Citation: Fan S, Bian Y, Chen H, Kang Y, Yang Q and Tan T (2020) Unsupervised Cerebrovascular Segmentation of TOF-MRA Images Based on Deep Neural Network and Hidden Markov Random Field Model. Front. Neuroinform. 13:77. doi: 10.3389/fninf.2019.00077

Received: 31 January 2019; Accepted: 06 December 2019;
Published: 10 January 2020

Edited by:

Tianyi Yan, Beijing Institute of Technology, China

Reviewed by:

Renzo Phellan, University of Calgary, Canada
Nagesh Koundinya Subbanna, University of Calgary, Canada

Copyright © 2020 Fan, Bian, Chen, Kang, Yang and Tan. This is an open-access article distributed under the terms of the Creative Commons Attribution License (CC BY). The use, distribution or reproduction in other forums is permitted, provided the original author(s) and the copyright owner(s) are credited and that the original publication in this journal is cited, in accordance with accepted academic practice. No use, distribution or reproduction is permitted which does not comply with these terms.

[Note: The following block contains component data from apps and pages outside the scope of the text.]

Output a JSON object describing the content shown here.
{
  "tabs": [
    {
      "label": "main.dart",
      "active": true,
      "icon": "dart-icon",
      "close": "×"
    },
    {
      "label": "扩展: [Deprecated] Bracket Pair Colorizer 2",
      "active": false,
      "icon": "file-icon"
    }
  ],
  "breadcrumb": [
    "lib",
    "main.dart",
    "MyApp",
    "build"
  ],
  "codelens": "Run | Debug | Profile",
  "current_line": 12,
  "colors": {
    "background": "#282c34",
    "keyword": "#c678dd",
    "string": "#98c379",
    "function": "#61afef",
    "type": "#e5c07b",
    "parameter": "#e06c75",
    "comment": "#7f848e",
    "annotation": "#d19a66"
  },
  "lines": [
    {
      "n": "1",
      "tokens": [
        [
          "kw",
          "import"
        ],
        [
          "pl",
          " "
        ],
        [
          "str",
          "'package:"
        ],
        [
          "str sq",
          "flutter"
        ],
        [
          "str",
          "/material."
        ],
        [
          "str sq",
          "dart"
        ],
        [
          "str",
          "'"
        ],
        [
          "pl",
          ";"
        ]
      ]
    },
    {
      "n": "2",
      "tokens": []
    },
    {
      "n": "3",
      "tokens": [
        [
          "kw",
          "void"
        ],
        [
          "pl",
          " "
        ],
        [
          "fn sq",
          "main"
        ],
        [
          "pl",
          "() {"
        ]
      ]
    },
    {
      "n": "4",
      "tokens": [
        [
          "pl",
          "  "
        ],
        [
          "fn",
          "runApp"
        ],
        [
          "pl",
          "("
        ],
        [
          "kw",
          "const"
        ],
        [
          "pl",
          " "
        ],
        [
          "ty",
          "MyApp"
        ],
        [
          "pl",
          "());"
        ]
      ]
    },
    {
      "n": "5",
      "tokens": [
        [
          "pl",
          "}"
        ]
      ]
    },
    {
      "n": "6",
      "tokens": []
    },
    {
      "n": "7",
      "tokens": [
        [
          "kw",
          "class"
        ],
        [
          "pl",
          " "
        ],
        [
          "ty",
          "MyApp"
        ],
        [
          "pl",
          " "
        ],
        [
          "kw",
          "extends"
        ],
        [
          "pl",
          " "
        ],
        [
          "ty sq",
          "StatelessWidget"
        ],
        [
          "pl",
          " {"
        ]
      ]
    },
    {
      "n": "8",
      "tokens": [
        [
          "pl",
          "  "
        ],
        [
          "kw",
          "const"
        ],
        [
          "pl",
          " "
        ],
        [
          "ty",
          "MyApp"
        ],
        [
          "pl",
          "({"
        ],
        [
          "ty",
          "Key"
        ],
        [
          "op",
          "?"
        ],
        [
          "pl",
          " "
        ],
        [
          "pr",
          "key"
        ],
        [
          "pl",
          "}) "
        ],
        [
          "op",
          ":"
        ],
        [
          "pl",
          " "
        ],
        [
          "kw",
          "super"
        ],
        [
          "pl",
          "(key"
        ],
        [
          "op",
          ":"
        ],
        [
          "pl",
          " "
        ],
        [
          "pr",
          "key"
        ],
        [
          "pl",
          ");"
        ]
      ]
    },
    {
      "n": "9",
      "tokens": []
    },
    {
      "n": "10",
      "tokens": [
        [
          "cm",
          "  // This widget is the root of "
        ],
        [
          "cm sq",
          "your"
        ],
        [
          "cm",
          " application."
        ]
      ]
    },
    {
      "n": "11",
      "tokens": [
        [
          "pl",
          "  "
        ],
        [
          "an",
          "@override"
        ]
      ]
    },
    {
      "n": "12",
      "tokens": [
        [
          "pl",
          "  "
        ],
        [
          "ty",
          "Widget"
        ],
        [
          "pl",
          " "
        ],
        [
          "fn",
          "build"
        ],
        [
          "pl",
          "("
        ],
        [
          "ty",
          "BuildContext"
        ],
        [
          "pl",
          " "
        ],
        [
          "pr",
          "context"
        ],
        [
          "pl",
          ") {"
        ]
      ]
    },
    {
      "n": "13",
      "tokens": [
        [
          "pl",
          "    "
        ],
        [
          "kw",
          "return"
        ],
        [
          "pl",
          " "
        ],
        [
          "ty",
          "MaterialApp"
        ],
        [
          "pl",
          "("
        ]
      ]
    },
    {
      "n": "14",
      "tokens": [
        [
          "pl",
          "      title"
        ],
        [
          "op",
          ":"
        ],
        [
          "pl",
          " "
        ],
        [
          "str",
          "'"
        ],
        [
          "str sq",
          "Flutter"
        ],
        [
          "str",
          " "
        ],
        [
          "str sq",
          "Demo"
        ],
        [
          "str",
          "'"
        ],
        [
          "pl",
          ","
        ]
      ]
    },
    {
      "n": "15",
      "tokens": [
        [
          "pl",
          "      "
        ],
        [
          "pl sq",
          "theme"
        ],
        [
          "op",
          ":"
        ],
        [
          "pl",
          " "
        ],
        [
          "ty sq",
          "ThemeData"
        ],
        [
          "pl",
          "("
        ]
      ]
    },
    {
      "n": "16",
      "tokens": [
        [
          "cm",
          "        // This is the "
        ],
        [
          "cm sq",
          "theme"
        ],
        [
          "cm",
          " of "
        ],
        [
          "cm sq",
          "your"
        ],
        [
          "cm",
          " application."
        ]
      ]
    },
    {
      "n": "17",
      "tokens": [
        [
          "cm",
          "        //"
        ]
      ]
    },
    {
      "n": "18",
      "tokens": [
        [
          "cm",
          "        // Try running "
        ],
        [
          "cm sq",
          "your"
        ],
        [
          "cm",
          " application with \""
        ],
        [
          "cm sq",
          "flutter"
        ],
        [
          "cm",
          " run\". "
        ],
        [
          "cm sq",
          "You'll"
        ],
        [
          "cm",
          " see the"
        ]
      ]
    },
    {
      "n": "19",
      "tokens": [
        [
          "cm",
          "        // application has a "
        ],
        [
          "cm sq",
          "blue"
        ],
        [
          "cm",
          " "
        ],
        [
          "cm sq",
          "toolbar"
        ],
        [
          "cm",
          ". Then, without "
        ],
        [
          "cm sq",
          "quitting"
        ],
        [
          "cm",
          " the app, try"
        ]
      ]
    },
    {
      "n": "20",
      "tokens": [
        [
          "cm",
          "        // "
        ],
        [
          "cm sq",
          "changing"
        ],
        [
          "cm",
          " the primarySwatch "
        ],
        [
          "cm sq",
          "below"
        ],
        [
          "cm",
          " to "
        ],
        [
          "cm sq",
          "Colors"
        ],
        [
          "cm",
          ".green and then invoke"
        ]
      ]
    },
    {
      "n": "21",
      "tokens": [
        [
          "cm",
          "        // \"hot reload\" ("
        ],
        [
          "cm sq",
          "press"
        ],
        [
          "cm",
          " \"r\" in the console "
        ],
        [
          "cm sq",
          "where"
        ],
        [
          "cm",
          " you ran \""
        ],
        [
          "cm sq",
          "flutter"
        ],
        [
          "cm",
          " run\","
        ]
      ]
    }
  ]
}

*Correspondence: Shengyu Fan, fanshengyu1987@gmail.com; Tao Tan, tao.tan911@gmail.com